• **Exercise instructions**
Please output the lines shown below exactly as they appear.

- Opening Delimiter -

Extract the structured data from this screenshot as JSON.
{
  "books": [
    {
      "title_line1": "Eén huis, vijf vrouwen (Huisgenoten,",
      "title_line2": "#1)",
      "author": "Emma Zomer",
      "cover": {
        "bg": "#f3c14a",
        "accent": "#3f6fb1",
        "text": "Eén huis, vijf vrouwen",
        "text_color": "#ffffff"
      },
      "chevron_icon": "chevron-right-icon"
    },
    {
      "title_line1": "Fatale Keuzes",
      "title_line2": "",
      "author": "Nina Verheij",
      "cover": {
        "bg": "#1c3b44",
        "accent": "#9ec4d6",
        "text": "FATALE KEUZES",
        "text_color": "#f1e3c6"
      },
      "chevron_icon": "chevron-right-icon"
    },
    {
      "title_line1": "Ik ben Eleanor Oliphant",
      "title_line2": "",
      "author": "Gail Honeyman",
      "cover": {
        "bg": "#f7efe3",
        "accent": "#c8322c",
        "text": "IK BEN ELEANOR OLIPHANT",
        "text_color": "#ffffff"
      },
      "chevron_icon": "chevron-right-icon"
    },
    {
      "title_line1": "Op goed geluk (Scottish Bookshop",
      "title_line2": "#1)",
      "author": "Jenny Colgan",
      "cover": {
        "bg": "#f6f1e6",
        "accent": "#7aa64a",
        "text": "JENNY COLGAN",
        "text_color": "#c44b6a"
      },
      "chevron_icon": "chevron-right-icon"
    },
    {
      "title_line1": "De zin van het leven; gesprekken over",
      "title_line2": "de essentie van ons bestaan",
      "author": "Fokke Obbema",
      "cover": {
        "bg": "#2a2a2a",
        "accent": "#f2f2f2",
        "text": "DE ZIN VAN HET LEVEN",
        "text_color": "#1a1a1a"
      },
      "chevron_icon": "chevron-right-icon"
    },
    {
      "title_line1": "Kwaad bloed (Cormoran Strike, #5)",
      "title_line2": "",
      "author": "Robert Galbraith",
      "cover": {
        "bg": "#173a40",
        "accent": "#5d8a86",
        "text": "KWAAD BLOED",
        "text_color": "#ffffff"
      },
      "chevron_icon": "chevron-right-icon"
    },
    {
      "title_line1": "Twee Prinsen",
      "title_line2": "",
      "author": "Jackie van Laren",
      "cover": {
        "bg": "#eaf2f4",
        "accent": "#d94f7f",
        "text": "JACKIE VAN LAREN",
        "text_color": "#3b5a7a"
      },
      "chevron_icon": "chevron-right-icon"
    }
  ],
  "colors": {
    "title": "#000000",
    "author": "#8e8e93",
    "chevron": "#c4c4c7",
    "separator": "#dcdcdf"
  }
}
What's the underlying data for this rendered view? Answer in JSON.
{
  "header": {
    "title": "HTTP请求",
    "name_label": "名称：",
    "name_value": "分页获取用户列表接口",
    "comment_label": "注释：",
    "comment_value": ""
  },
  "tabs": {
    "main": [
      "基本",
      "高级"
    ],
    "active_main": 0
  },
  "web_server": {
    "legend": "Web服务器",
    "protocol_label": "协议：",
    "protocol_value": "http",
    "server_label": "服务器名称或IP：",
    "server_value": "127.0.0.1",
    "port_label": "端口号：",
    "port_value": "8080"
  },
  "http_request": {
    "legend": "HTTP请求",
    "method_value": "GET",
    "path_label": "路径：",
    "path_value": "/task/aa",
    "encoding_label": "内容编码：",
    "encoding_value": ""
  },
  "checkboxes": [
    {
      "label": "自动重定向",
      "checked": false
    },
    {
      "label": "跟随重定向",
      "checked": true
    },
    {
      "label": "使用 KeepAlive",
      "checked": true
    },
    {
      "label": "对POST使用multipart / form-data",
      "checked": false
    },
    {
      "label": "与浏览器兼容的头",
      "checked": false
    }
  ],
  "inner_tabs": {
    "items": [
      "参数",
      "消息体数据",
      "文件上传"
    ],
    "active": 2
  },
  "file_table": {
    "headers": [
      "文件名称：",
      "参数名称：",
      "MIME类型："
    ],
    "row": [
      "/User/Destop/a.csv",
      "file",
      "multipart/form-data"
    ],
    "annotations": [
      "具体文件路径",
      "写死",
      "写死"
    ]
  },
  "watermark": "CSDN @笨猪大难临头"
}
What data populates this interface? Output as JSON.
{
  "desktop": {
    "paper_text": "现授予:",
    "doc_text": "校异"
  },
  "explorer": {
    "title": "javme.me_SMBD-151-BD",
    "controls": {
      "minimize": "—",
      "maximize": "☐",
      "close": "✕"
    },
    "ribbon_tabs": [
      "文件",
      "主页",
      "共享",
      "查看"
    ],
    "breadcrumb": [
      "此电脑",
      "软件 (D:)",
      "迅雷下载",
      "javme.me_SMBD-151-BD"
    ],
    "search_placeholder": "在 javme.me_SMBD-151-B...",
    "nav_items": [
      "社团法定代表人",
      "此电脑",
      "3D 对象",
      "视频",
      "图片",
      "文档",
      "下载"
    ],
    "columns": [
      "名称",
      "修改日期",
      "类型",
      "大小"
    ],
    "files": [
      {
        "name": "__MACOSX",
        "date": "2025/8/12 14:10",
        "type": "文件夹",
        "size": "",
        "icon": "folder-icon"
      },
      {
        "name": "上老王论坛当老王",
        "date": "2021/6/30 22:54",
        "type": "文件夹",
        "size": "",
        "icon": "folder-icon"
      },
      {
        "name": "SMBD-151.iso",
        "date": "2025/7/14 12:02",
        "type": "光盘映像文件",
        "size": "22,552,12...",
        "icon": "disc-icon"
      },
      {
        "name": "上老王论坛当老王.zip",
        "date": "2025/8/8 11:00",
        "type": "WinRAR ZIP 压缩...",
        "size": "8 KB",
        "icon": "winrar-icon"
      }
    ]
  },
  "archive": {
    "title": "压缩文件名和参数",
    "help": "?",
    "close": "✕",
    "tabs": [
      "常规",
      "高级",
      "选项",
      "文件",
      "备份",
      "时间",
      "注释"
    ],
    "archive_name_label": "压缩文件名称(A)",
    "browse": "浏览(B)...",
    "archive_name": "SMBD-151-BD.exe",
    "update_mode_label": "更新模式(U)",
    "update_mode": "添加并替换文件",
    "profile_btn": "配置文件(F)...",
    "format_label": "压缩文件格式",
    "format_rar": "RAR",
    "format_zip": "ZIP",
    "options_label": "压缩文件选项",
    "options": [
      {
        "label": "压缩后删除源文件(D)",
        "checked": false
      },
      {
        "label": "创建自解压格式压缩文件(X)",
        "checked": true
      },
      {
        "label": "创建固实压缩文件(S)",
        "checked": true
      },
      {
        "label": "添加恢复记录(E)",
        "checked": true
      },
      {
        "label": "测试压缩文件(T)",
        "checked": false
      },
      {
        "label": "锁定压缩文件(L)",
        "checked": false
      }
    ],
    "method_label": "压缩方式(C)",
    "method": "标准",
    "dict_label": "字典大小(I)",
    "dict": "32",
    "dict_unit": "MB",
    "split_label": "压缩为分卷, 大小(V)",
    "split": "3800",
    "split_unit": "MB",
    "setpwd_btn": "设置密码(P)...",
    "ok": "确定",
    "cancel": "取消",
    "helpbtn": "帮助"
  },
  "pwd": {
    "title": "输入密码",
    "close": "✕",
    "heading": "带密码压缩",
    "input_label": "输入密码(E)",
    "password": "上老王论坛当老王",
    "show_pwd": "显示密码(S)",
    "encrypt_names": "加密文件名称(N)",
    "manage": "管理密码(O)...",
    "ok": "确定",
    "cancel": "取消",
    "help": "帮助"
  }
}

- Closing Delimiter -

• **Task output**
Extract the structured data from this screenshot as JSON.
{
  "books": [
    {
      "title_line1": "Eén huis, vijf vrouwen (Huisgenoten,",
      "title_line2": "#1)",
      "author": "Emma Zomer",
      "cover": {
        "bg": "#f3c14a",
        "accent": "#3f6fb1",
        "text": "Eén huis, vijf vrouwen",
        "text_color": "#ffffff"
      },
      "chevron_icon": "chevron-right-icon"
    },
    {
      "title_line1": "Fatale Keuzes",
      "title_line2": "",
      "author": "Nina Verheij",
      "cover": {
        "bg": "#1c3b44",
        "accent": "#9ec4d6",
        "text": "FATALE KEUZES",
        "text_color": "#f1e3c6"
      },
      "chevron_icon": "chevron-right-icon"
    },
    {
      "title_line1": "Ik ben Eleanor Oliphant",
      "title_line2": "",
      "author": "Gail Honeyman",
      "cover": {
        "bg": "#f7efe3",
        "accent": "#c8322c",
        "text": "IK BEN ELEANOR OLIPHANT",
        "text_color": "#ffffff"
      },
      "chevron_icon": "chevron-right-icon"
    },
    {
      "title_line1": "Op goed geluk (Scottish Bookshop",
      "title_line2": "#1)",
      "author": "Jenny Colgan",
      "cover": {
        "bg": "#f6f1e6",
        "accent": "#7aa64a",
        "text": "JENNY COLGAN",
        "text_color": "#c44b6a"
      },
      "chevron_icon": "chevron-right-icon"
    },
    {
      "title_line1": "De zin van het leven; gesprekken over",
      "title_line2": "de essentie van ons bestaan",
      "author": "Fokke Obbema",
      "cover": {
        "bg": "#2a2a2a",
        "accent": "#f2f2f2",
        "text": "DE ZIN VAN HET LEVEN",
        "text_color": "#1a1a1a"
      },
      "chevron_icon": "chevron-right-icon"
    },
    {
      "title_line1": "Kwaad bloed (Cormoran Strike, #5)",
      "title_line2": "",
      "author": "Robert Galbraith",
      "cover": {
        "bg": "#173a40",
        "accent": "#5d8a86",
        "text": "KWAAD BLOED",
        "text_color": "#ffffff"
      },
      "chevron_icon": "chevron-right-icon"
    },
    {
      "title_line1": "Twee Prinsen",
      "title_line2": "",
      "author": "Jackie van Laren",
      "cover": {
        "bg": "#eaf2f4",
        "accent": "#d94f7f",
        "text": "JACKIE VAN LAREN",
        "text_color": "#3b5a7a"
      },
      "chevron_icon": "chevron-right-icon"
    }
  ],
  "colors": {
    "title": "#000000",
    "author": "#8e8e93",
    "chevron": "#c4c4c7",
    "separator": "#dcdcdf"
  }
}
What's the underlying data for this rendered view? Answer in JSON.
{
  "header": {
    "title": "HTTP请求",
    "name_label": "名称：",
    "name_value": "分页获取用户列表接口",
    "comment_label": "注释：",
    "comment_value": ""
  },
  "tabs": {
    "main": [
      "基本",
      "高级"
    ],
    "active_main": 0
  },
  "web_server": {
    "legend": "Web服务器",
    "protocol_label": "协议：",
    "protocol_value": "http",
    "server_label": "服务器名称或IP：",
    "server_value": "127.0.0.1",
    "port_label": "端口号：",
    "port_value": "8080"
  },
  "http_request": {
    "legend": "HTTP请求",
    "method_value": "GET",
    "path_label": "路径：",
    "path_value": "/task/aa",
    "encoding_label": "内容编码：",
    "encoding_value": ""
  },
  "checkboxes": [
    {
      "label": "自动重定向",
      "checked": false
    },
    {
      "label": "跟随重定向",
      "checked": true
    },
    {
      "label": "使用 KeepAlive",
      "checked": true
    },
    {
      "label": "对POST使用multipart / form-data",
      "checked": false
    },
    {
      "label": "与浏览器兼容的头",
      "checked": false
    }
  ],
  "inner_tabs": {
    "items": [
      "参数",
      "消息体数据",
      "文件上传"
    ],
    "active": 2
  },
  "file_table": {
    "headers": [
      "文件名称：",
      "参数名称：",
      "MIME类型："
    ],
    "row": [
      "/User/Destop/a.csv",
      "file",
      "multipart/form-data"
    ],
    "annotations": [
      "具体文件路径",
      "写死",
      "写死"
    ]
  },
  "watermark": "CSDN @笨猪大难临头"
}
What data populates this interface? Output as JSON.
{
  "desktop": {
    "paper_text": "现授予:",
    "doc_text": "校异"
  },
  "explorer": {
    "title": "javme.me_SMBD-151-BD",
    "controls": {
      "minimize": "—",
      "maximize": "☐",
      "close": "✕"
    },
    "ribbon_tabs": [
      "文件",
      "主页",
      "共享",
      "查看"
    ],
    "breadcrumb": [
      "此电脑",
      "软件 (D:)",
      "迅雷下载",
      "javme.me_SMBD-151-BD"
    ],
    "search_placeholder": "在 javme.me_SMBD-151-B...",
    "nav_items": [
      "社团法定代表人",
      "此电脑",
      "3D 对象",
      "视频",
      "图片",
      "文档",
      "下载"
    ],
    "columns": [
      "名称",
      "修改日期",
      "类型",
      "大小"
    ],
    "files": [
      {
        "name": "__MACOSX",
        "date": "2025/8/12 14:10",
        "type": "文件夹",
        "size": "",
        "icon": "folder-icon"
      },
      {
        "name": "上老王论坛当老王",
        "date": "2021/6/30 22:54",
        "type": "文件夹",
        "size": "",
        "icon": "folder-icon"
      },
      {
        "name": "SMBD-151.iso",
        "date": "2025/7/14 12:02",
        "type": "光盘映像文件",
        "size": "22,552,12...",
        "icon": "disc-icon"
      },
      {
        "name": "上老王论坛当老王.zip",
        "date": "2025/8/8 11:00",
        "type": "WinRAR ZIP 压缩...",
        "size": "8 KB",
        "icon": "winrar-icon"
      }
    ]
  },
  "archive": {
    "title": "压缩文件名和参数",
    "help": "?",
    "close": "✕",
    "tabs": [
      "常规",
      "高级",
      "选项",
      "文件",
      "备份",
      "时间",
      "注释"
    ],
    "archive_name_label": "压缩文件名称(A)",
    "browse": "浏览(B)...",
    "archive_name": "SMBD-151-BD.exe",
    "update_mode_label": "更新模式(U)",
    "update_mode": "添加并替换文件",
    "profile_btn": "配置文件(F)...",
    "format_label": "压缩文件格式",
    "format_rar": "RAR",
    "format_zip": "ZIP",
    "options_label": "压缩文件选项",
    "options": [
      {
        "label": "压缩后删除源文件(D)",
        "checked": false
      },
      {
        "label": "创建自解压格式压缩文件(X)",
        "checked": true
      },
      {
        "label": "创建固实压缩文件(S)",
        "checked": true
      },
      {
        "label": "添加恢复记录(E)",
        "checked": true
      },
      {
        "label": "测试压缩文件(T)",
        "checked": false
      },
      {
        "label": "锁定压缩文件(L)",
        "checked": false
      }
    ],
    "method_label": "压缩方式(C)",
    "method": "标准",
    "dict_label": "字典大小(I)",
    "dict": "32",
    "dict_unit": "MB",
    "split_label": "压缩为分卷, 大小(V)",
    "split": "3800",
    "split_unit": "MB",
    "setpwd_btn": "设置密码(P)...",
    "ok": "确定",
    "cancel": "取消",
    "helpbtn": "帮助"
  },
  "pwd": {
    "title": "输入密码",
    "close": "✕",
    "heading": "带密码压缩",
    "input_label": "输入密码(E)",
    "password": "上老王论坛当老王",
    "show_pwd": "显示密码(S)",
    "encrypt_names": "加密文件名称(N)",
    "manage": "管理密码(O)...",
    "ok": "确定",
    "cancel": "取消",
    "help": "帮助"
  }
}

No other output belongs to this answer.